───── GIVEN DATA ─────

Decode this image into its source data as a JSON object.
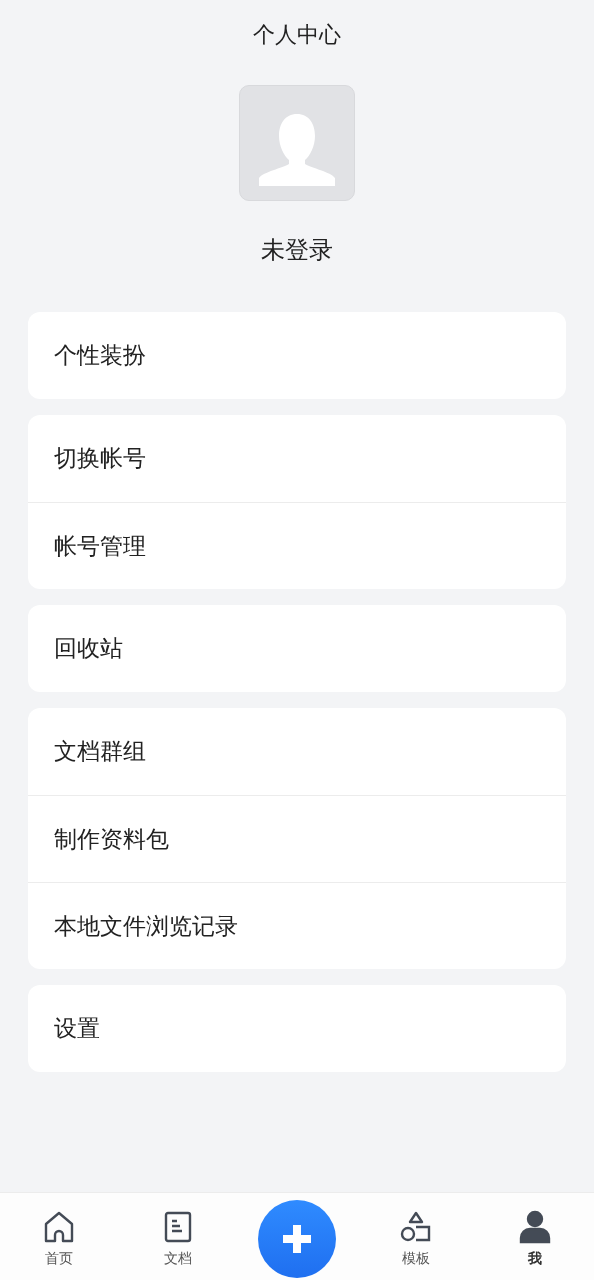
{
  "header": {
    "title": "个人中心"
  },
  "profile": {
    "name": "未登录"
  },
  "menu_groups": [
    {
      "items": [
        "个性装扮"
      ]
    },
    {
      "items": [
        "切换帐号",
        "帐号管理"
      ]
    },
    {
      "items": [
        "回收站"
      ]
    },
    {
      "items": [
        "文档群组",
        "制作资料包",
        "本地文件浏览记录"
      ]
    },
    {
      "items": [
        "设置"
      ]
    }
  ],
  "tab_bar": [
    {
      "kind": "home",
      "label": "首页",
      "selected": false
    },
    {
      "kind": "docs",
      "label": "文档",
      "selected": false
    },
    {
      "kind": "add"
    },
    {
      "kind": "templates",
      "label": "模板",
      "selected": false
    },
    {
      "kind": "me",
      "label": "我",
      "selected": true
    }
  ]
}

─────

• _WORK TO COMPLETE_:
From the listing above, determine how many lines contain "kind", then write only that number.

• _TASK SOLUTION_:
5